**EXERCISE DETAILS**
Only the lines with "this" in them need to be copied from the listing.

**AVAILABLE RECORDS**
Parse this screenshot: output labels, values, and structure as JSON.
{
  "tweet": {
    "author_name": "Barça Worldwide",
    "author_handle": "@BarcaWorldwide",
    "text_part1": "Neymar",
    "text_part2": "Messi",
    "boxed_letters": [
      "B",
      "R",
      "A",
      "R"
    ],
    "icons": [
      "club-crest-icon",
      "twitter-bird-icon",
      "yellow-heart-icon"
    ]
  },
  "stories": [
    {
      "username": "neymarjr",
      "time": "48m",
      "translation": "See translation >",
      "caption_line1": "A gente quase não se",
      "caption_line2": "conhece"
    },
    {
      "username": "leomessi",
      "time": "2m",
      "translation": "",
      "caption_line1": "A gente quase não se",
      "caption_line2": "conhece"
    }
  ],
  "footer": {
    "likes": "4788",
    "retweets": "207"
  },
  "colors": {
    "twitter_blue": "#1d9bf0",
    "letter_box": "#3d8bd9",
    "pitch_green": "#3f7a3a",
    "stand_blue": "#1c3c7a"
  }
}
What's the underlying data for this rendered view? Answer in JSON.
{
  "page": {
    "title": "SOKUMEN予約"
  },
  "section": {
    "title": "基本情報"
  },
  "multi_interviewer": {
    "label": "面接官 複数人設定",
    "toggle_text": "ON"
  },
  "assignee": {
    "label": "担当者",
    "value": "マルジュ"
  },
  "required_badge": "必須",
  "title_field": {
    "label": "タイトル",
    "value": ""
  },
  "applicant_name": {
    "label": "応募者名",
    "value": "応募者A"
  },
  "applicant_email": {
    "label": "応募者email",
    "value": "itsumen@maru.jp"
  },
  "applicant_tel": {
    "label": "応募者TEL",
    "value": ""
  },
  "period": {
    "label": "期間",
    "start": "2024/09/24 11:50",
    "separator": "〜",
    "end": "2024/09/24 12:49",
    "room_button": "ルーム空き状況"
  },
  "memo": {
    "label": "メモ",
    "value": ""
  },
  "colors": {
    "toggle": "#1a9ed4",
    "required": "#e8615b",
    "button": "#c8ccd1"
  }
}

**SOLUTION TO THE EXERCISE**
Parse this screenshot: output labels, values, and structure as JSON.
What's the underlying data for this rendered view? Answer in JSON.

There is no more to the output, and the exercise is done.